The importance of cybersecurity in industrial robots
Security firm Trend Micro, along with Italy’s Politecnico Milano, have spent the last year and a half researching cybersecurity vulnerabilities in industrial robots. The results reveal multiple vulnerabilities in today’s industrial robots. While the company has since fixed the vulnerabilities they found in an industrial robotic arm, the results of their research point to a broader need for tightened security for industrial robots.
What are the consequences of poor cybersecurity in industrial robotics?
In an effort to boost productivity, current industrial robots can be connected to the larger Internet of Things (IoT), and like all other IoT devices, this potentially leaves them vulnerable to hacks.
For example, if a robotic arm is hacked, the hacker can take full control of the arm, with nearly limitless possibilities of what could come next. They could potentially cause the robot arm to extend past the limits of its reach, ultimately breaking it. A robot could be recalibrated by a few millimeters without anyone ever noticing, leading to mass-scale recalls. Small changes to the robots’ programming could cause a loss of revenue all from a remote location.

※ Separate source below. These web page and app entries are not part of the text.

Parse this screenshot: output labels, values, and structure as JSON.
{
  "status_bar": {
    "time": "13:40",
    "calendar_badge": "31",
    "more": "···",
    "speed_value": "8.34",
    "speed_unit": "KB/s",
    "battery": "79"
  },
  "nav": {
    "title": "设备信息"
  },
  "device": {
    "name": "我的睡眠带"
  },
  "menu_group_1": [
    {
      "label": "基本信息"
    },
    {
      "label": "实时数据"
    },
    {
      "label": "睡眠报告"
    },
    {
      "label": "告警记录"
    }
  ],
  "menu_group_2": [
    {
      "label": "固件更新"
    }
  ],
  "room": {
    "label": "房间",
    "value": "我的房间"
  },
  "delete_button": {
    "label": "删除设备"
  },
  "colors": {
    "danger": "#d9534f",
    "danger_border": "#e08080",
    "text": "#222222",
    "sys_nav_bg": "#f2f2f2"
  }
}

Beyond productivity concerns, there are obvious safety concerns too, especially considering the use of robots in the medical field. There are potential dangers to technicians if a robotic arm is hacked and turned on while maintenance is being performed.
How can industrial robot users ensure proper cybersecurity?
It’s not all doom and gloom for industrial robot users. In fact, quite the opposite. There will be 1.3 million more industrial robots deployed in 2018. Robots are continually becoming more productive and safer in the workplace.
For end users, ensuring sound cybersecurity for their industrial robots begins in the sourcing stage. It’s best to align with a systems integrator who takes safety and security seriously. This provides benefits over and over again in the long-term, as most integrators perform ongoing service and maintenance—part of which may include cyber security measures.
In addition to this, Frederico Maggi said that end users can’t ignore software updates for their industrial robots. Often times, they are neglected in an attempt to minimize production downtime. Software updates include key cybersecurity updates and failing to stay on top of the latest security measures can leave industrial robots vulnerable.
There are measures end users can take to ensure cybersecurity and ultimately find return on investment (ROI) and productivity through investment in robotics. Hacking is only a concern when cyber security is neglected.
For end users of industrial robots, cybersecurity needs to be a business priority not only to maintain productivity levels but to protect employees and investments in automation.
This article originally appeared on the Robotics Industries’ Association (RIA) Robotics Online Blog. RIA is a not-for-profit trade association dedicated to improving the regional, national and global competitiveness of the North American manufacturing and service sectors through robotics and related automation. The RIA is a part of the Association for Advancing Automation (A3), a CFE Media content partner. Edited by Carly Marchal, content specialist, CFE Media, email@example.com.
See additional stories from the RIA linked below.